President Joe Biden has set a goal of 100% clean electricity nationally by 2035. Although current federal policies fall short of that target, a growing number of states have committed to 100% clean electricity by 2050 or sooner.
Natural gas is far harder to decarbonize than electricity. Lower-carbon fuels such as biogas and hydrogen that could be blended in with natural gas are likely to remain scarce and costly.
Furthermore, advanced technologies enable electric heat pumps to heat both air and water far more efficiently than traditional electric or gas furnaces and water heaters. That’s why various scenarios for decarbonizing energy all envision a major shift to electric heat pumps. This transition is well underway in Europe and starting in the U.S.
Replacing existing gas furnaces and water heaters with electric heat pumps can be costly and complicated, though incentives from the Inflation Reduction Act can help. But if new homes are built fully electric from the start, they avoid the cost of installing natural gas hookups, and emit far less air pollution and fewer greenhouse gases throughout the homes’ lifetime.
New York City and more than 50 California towns, cities and counties have already banned gas hookups in new buildings. Elsewhere, 20 states have barred the enactment of natural gas bans.
Gas stoves are a big reason why.
The power of a slogan
“Most people don’t care how their water is heated or how their heater works, but the Viking stove in the kitchen, people have this visceral emotional attachment,” Michael Colvin of the Environmental Defense Fund told me in an interview for my book, “Confronting Climate Gridlock.”
That emotional attachment makes stoves a flashpoint in battles over climate policy.

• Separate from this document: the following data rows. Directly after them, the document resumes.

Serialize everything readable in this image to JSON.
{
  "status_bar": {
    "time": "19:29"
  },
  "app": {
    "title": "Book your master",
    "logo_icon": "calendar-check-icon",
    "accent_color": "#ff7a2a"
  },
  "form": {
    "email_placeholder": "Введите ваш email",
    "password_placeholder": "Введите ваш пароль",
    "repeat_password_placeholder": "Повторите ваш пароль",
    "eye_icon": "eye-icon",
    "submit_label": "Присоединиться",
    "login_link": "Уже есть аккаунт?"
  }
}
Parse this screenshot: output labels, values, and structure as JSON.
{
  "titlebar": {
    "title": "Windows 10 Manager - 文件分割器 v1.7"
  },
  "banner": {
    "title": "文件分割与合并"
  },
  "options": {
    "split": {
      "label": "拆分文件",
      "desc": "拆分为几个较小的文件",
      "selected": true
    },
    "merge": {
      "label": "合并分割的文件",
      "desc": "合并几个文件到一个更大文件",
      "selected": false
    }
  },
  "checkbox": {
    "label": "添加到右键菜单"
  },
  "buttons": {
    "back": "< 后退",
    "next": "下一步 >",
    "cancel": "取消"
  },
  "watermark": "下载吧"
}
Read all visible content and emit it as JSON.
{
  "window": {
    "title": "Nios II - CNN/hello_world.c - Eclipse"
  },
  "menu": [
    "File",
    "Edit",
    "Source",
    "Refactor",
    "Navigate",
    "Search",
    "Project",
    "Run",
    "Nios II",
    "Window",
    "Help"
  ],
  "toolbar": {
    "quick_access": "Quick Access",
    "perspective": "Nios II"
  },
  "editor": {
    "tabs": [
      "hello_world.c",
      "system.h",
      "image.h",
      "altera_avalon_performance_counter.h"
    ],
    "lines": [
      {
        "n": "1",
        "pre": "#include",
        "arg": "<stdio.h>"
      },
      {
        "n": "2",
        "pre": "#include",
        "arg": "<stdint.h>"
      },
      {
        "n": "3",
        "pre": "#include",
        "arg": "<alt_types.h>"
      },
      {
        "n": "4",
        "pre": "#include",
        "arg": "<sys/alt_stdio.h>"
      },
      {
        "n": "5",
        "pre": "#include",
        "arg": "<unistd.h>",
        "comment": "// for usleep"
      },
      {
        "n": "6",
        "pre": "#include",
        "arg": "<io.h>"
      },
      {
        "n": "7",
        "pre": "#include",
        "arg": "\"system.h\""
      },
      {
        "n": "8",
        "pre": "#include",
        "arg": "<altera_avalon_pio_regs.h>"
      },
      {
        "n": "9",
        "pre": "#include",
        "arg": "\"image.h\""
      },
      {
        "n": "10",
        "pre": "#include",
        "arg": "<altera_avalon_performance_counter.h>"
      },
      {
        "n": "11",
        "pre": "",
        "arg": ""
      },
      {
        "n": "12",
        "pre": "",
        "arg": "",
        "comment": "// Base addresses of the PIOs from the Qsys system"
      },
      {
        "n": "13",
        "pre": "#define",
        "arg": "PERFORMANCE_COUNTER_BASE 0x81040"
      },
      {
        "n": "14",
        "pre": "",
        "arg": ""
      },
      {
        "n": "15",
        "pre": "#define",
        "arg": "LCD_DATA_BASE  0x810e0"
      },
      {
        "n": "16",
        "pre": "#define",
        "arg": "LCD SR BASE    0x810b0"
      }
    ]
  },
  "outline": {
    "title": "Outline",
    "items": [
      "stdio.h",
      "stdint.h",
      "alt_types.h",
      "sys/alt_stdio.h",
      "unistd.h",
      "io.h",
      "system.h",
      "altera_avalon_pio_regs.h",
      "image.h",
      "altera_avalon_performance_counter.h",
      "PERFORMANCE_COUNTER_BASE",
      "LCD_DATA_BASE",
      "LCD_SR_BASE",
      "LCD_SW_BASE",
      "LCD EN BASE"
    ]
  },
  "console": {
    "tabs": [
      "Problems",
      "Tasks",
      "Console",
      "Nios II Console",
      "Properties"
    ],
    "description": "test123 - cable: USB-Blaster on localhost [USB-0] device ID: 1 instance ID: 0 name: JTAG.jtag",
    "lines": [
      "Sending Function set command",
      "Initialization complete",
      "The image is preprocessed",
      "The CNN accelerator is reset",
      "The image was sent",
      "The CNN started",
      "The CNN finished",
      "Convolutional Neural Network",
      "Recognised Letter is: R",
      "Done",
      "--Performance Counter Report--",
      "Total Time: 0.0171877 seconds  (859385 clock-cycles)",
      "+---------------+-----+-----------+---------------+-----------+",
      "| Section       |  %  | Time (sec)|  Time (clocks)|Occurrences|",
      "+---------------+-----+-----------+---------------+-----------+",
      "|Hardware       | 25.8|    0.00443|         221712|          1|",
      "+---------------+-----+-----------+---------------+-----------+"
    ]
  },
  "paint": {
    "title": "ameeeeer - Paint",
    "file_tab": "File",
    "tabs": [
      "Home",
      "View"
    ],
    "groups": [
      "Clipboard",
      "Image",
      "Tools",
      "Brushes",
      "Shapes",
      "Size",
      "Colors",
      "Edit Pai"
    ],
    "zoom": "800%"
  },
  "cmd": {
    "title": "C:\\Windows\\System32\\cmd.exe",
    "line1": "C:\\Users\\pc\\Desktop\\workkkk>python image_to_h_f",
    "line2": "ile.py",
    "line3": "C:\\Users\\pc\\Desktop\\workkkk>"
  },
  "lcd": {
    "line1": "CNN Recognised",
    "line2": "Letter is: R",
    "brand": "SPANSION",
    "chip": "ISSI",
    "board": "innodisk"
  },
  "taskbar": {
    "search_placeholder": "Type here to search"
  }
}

“Cooking is the hill that the gas industry wants to fight on,” Bruce Nilles of Climate Imperative told me in a 2020 interview that foreshadowed the current skirmish. “They’ll say, ‘Do you want the government to take away your gas stove that makes you a great chef?’”
The American Gas Association has promoted the notion that gas stoves make skilled cooks since the 1930s, when it introduced the advertising slogan “Now you’re cooking with gas.” An AGA executive planted the phrase with writers for comedian Bob Hope. Soon it was picked up by comedian Jack Benny, and even by Daffy Duck. The phrase has also appeared over time in social media endorsements and hashtags.
Gas burners do provide more control than many stoves with electric coils, especially older models, which can be slow to heat up and cool down. Today, however, many chefs, consumers and experts say gas is no longer the obvious choice. Magnetic induction cooktops, which cook using electricity to generate a magnetic field, heat faster, control temperatures more precisely and use less energy than other stoves.
“There’s this big misconception that electric ranges don’t cook as well as gas,” Shanika Whitehurst, a member of Consumer Reports’ research and testing team, said in a recent article. “But the technology has improved to the point where electric and especially induction ranges and cooktops cook every bit as well, if not better than gas.” Consumer Reports ranks induction and some traditional electric stoves among its top-rated models.
Homes built today will endure far beyond Biden’s 2050 net-zero target. And the longer the gas-is-better myth persists, the harder it will be to fully electrify new homes from the start. As I see it, if “cooking with gas” keeps us tethering new homes to natural gas grids for decades to come, our health, climate and wallets will pay the price.
Daniel Cohan, Associate Professor of Civil and Environmental Engineering, Rice University
This article is republished from The Conversation under a Creative Commons license. Read the original article.